• [Your instructions]
Please report each line of the data below that contains "Contrôleurs".

Data to examine below:

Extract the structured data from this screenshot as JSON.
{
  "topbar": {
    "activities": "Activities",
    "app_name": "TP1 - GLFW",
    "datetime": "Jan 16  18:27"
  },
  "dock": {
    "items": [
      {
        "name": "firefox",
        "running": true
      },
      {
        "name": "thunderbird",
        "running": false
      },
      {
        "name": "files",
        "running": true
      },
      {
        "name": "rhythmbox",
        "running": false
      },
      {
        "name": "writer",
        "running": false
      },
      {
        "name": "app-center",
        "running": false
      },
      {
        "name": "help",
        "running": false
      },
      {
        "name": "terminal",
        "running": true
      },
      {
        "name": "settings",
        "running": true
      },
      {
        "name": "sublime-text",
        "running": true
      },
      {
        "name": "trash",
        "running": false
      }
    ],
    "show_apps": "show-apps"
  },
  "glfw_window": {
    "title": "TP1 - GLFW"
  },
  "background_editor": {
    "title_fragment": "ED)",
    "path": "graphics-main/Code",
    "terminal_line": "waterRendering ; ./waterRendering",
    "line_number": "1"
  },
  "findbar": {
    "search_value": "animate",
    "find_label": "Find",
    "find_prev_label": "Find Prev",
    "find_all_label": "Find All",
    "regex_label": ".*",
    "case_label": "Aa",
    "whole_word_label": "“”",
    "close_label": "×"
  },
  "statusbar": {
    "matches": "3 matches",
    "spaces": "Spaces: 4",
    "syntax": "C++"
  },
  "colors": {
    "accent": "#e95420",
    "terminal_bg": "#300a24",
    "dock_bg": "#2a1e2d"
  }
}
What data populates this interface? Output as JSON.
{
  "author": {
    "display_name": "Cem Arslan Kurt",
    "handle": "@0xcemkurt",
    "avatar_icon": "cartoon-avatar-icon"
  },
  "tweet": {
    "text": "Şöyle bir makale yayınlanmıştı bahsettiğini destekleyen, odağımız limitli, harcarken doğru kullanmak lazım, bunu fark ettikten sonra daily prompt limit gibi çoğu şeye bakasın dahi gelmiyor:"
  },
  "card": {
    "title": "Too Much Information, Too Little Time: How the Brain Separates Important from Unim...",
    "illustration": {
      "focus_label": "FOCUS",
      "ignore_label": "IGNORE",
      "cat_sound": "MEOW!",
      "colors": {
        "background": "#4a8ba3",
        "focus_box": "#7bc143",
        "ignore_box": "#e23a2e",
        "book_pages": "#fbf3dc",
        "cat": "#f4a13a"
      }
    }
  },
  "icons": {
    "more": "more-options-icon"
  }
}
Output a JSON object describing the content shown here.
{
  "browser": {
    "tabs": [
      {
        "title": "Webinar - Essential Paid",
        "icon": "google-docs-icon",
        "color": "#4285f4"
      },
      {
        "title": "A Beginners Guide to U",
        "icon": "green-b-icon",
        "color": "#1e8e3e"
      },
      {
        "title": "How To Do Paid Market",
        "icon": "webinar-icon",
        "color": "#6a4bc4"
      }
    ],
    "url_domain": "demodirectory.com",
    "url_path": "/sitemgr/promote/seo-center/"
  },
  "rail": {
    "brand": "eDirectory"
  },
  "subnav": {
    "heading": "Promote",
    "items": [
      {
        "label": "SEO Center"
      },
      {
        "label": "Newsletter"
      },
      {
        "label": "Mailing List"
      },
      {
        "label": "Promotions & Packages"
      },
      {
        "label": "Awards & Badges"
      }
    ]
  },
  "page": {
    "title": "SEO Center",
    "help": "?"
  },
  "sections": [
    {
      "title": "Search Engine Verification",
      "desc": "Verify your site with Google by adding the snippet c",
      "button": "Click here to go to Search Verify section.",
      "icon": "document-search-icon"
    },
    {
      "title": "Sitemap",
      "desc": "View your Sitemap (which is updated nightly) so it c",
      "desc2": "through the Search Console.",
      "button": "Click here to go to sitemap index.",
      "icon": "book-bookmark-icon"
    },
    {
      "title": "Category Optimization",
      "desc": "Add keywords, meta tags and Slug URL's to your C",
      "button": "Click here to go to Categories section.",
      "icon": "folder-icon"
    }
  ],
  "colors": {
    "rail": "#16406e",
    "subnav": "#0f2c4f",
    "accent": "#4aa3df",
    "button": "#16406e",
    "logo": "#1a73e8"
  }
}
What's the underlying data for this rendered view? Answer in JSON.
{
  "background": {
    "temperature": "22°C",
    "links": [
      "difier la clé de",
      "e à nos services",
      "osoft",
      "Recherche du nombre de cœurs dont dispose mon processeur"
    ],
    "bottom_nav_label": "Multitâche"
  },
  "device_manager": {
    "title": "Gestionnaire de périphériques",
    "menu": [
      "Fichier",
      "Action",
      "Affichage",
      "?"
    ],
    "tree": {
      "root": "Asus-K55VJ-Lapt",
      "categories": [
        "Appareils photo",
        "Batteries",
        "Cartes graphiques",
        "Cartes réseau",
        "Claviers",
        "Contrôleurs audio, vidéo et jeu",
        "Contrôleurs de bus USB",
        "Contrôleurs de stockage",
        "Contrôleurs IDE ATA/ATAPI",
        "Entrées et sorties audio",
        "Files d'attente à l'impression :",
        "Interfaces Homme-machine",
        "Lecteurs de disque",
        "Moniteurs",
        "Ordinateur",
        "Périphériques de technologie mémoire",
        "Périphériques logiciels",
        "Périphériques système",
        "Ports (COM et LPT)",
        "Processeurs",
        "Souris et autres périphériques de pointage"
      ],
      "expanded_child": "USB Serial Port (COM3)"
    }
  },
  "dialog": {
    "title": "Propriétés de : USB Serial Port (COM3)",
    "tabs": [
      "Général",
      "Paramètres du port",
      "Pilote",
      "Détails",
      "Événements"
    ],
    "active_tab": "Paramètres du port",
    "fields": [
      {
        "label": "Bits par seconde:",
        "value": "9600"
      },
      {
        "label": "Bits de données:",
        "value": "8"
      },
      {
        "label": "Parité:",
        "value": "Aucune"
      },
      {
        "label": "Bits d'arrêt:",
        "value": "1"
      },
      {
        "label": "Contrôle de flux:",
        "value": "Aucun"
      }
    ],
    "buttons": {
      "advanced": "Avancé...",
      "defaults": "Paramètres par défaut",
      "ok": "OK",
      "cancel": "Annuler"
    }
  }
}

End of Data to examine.

• [Your response]
        "Contrôleurs audio, vidéo et jeu",
        "Contrôleurs de bus USB",
        "Contrôleurs de stockage",
        "Contrôleurs IDE ATA/ATAPI",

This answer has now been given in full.